Data about app and page elements:
- Opening Delimiter -
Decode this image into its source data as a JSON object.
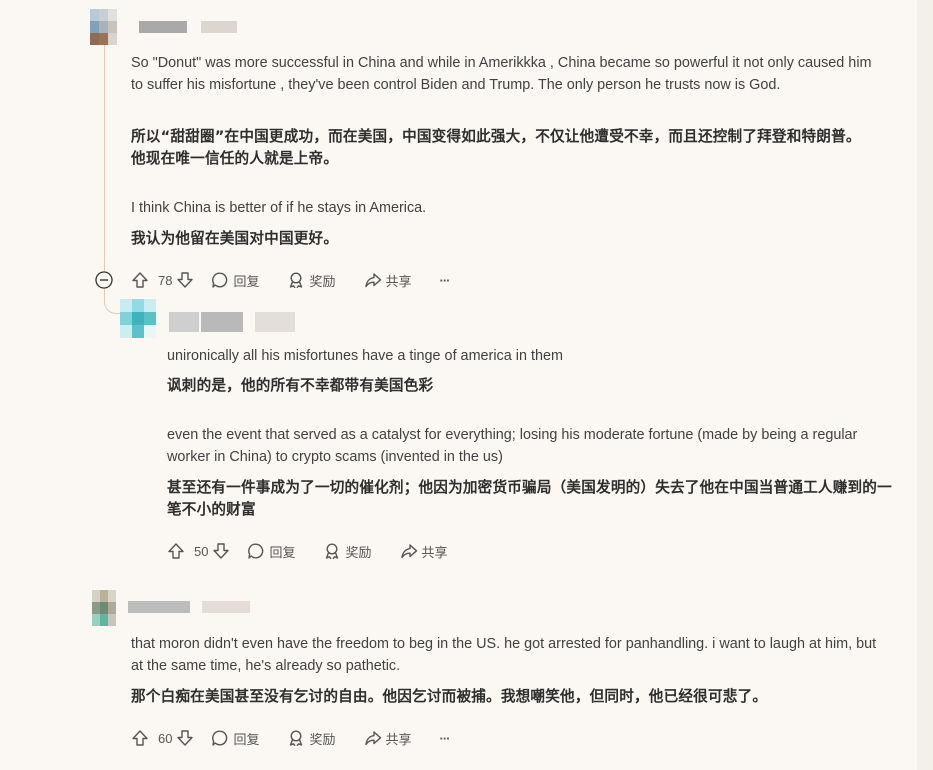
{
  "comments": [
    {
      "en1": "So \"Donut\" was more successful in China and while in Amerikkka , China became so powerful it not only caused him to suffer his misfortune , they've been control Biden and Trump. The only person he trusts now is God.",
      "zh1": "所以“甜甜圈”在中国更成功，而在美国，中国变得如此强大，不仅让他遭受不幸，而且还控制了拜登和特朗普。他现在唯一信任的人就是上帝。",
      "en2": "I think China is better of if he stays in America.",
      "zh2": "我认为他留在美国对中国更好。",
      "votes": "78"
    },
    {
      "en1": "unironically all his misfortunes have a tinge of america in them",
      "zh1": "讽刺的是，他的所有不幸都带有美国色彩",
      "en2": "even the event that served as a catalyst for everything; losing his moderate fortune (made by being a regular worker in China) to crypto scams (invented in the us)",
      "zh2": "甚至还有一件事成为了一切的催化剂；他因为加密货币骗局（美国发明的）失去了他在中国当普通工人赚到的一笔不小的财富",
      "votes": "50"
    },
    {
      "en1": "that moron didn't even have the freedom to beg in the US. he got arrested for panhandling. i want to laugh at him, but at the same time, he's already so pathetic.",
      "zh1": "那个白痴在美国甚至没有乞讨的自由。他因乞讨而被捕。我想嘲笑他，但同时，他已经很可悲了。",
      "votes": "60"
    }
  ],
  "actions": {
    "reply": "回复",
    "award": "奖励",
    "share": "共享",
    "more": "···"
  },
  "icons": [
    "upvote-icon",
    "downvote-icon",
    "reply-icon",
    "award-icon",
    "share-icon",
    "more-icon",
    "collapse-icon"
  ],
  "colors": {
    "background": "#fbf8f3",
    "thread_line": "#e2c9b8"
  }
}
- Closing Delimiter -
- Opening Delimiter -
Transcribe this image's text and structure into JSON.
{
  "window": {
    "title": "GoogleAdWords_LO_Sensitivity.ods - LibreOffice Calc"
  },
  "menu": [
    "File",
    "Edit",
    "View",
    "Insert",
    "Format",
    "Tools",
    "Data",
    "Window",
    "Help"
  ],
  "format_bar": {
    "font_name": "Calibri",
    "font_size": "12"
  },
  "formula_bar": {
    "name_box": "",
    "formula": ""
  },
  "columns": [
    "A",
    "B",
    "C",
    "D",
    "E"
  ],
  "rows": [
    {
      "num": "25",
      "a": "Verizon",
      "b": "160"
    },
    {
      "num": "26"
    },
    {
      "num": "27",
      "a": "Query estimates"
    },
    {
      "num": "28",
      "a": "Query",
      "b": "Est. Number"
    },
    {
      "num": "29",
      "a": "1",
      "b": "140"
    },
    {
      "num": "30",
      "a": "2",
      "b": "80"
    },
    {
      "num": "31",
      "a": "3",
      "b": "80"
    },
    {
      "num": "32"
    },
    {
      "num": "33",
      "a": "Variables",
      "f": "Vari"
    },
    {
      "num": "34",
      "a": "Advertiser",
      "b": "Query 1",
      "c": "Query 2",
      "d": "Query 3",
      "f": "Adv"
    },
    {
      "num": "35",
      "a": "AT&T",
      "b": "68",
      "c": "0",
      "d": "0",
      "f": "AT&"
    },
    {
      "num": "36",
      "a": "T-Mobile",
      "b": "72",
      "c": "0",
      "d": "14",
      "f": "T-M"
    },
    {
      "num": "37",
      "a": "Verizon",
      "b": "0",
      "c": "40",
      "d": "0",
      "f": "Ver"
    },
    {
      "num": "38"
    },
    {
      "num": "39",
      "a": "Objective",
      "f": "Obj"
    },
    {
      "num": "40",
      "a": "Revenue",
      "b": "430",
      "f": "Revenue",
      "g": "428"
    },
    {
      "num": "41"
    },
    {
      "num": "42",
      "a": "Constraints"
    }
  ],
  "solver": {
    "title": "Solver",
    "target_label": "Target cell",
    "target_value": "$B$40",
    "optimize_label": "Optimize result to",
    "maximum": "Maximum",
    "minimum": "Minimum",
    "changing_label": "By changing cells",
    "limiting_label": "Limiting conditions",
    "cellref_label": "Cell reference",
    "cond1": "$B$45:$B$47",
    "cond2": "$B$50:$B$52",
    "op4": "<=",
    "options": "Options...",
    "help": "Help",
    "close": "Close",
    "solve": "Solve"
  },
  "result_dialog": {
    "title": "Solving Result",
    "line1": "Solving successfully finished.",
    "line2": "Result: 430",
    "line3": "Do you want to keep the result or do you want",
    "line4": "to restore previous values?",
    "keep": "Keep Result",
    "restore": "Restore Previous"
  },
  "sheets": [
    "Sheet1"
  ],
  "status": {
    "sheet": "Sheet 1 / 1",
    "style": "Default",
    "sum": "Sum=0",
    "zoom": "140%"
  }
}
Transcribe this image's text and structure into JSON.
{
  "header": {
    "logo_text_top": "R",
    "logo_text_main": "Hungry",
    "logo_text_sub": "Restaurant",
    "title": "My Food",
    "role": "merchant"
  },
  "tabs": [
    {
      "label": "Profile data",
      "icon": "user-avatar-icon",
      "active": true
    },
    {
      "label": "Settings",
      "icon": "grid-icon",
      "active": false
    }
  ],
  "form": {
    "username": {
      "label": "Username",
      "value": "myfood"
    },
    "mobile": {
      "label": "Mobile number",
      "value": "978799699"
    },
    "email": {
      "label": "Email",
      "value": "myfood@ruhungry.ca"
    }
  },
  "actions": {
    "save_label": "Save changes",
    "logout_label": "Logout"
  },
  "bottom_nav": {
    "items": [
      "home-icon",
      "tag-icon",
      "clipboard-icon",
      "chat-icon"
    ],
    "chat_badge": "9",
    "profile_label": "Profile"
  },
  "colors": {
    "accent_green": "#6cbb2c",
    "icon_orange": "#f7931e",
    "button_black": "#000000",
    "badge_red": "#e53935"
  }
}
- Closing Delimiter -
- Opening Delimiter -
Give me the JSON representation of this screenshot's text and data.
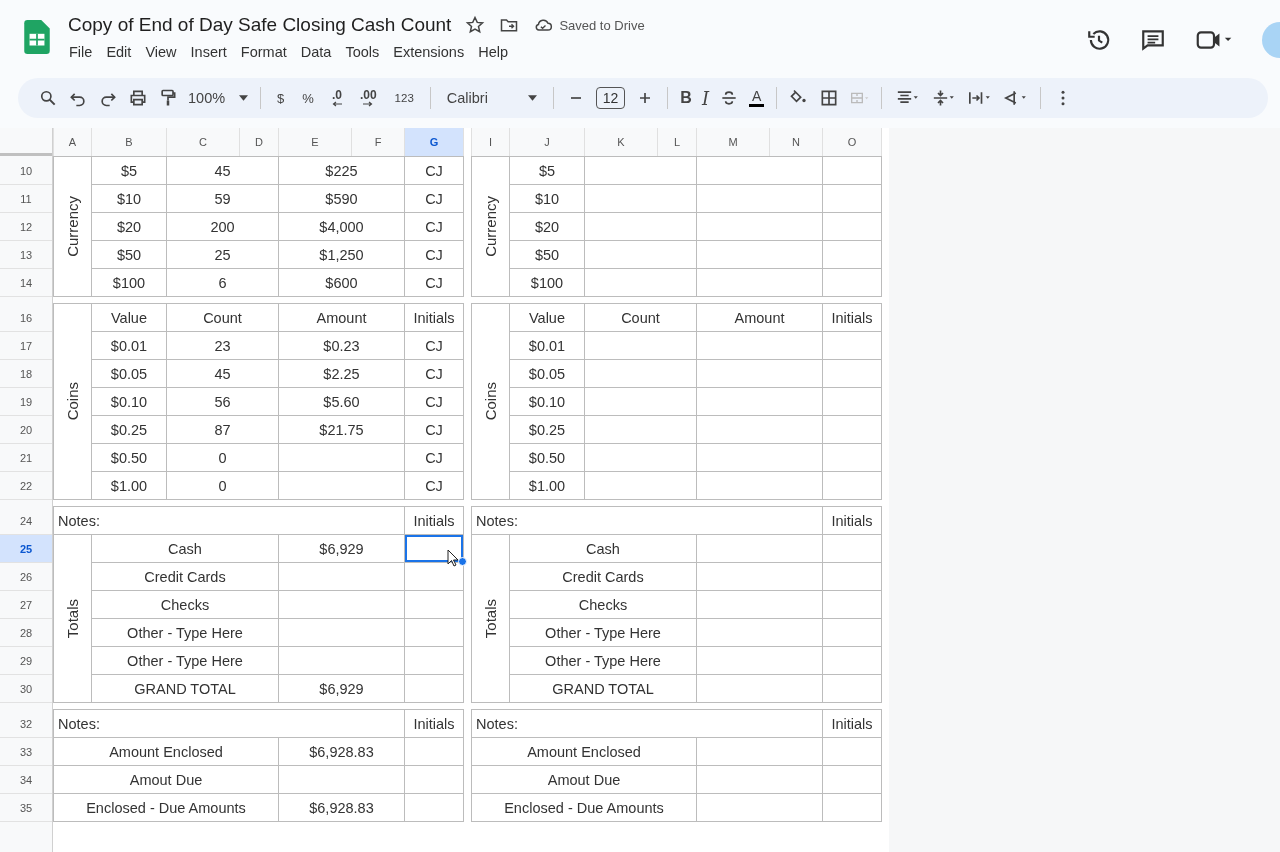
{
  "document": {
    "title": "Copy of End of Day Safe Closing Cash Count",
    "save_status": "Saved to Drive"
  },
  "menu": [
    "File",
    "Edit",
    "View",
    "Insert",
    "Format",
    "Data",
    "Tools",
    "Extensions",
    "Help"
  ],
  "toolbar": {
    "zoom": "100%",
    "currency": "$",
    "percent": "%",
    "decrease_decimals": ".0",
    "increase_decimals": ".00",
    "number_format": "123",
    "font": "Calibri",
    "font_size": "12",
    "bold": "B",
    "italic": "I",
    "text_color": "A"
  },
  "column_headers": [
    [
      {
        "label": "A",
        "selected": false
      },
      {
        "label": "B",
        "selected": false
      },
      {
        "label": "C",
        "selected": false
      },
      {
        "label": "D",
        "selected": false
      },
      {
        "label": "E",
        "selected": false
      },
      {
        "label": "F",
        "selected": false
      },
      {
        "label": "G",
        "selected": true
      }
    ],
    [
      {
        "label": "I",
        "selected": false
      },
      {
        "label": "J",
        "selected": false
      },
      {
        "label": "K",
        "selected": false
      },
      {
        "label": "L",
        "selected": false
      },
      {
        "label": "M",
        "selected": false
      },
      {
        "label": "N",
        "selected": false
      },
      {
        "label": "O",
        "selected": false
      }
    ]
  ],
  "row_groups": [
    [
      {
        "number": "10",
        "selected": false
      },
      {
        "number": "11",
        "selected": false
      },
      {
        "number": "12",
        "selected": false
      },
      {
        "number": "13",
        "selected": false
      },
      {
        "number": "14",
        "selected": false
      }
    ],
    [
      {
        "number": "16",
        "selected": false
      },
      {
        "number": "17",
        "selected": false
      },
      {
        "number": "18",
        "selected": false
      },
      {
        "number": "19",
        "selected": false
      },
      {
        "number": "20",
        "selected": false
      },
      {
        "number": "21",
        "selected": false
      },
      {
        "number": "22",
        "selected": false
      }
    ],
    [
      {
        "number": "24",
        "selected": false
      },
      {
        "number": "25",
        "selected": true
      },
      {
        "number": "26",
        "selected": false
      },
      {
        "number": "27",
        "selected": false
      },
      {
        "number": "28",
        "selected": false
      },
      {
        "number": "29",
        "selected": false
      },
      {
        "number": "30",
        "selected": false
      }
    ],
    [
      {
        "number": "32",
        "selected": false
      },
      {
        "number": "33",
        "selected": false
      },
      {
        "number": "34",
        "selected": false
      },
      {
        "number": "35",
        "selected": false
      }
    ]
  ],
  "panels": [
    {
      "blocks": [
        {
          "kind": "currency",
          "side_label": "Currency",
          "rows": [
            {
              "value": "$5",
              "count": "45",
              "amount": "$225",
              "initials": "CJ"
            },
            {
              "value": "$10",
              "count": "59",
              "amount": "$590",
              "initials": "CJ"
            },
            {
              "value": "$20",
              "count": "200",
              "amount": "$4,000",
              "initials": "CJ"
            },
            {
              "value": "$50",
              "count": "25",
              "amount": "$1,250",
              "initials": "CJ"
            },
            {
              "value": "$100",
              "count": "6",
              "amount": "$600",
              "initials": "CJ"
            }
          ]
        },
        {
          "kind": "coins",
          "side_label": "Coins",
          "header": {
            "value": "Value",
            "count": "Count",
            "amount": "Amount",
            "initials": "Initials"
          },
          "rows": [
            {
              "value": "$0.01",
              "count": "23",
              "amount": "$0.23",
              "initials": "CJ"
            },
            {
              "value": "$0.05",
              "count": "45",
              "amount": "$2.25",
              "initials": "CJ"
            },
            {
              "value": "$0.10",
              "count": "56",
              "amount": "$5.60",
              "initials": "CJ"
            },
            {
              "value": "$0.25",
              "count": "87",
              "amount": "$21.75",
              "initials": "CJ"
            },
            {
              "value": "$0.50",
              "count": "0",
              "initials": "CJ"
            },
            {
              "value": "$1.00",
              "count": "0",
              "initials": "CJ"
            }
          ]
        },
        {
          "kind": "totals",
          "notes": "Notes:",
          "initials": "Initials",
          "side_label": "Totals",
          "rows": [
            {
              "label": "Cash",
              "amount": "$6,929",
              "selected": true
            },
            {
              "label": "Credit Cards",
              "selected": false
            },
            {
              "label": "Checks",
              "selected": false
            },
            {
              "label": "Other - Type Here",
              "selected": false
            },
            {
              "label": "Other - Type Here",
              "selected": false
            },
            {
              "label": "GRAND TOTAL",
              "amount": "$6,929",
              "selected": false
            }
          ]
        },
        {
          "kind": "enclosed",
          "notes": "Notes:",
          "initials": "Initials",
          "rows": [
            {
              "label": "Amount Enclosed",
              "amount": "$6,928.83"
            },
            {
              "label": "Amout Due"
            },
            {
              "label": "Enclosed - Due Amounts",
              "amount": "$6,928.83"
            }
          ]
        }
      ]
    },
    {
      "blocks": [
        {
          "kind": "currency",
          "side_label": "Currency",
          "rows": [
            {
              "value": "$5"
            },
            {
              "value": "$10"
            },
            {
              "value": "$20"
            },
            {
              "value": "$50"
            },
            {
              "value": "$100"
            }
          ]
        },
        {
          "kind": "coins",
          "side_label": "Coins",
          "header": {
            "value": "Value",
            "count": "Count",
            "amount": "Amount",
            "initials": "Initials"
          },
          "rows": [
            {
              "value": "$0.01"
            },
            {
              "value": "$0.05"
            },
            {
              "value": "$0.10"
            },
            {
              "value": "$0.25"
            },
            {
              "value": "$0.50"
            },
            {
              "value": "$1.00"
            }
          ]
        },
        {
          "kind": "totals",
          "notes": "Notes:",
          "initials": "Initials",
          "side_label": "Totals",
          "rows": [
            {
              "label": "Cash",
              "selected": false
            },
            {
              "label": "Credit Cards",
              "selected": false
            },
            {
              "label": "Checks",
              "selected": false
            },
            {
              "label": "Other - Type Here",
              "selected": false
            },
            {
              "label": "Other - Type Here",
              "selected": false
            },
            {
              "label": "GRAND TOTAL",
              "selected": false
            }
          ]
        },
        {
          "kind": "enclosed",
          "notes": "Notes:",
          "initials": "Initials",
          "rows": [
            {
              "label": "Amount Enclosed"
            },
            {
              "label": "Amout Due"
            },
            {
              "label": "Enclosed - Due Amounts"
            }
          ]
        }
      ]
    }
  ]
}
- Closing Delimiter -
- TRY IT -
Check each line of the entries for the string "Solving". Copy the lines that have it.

- TASK ANSWER -
    "title": "Solving Result",
    "line1": "Solving successfully finished.",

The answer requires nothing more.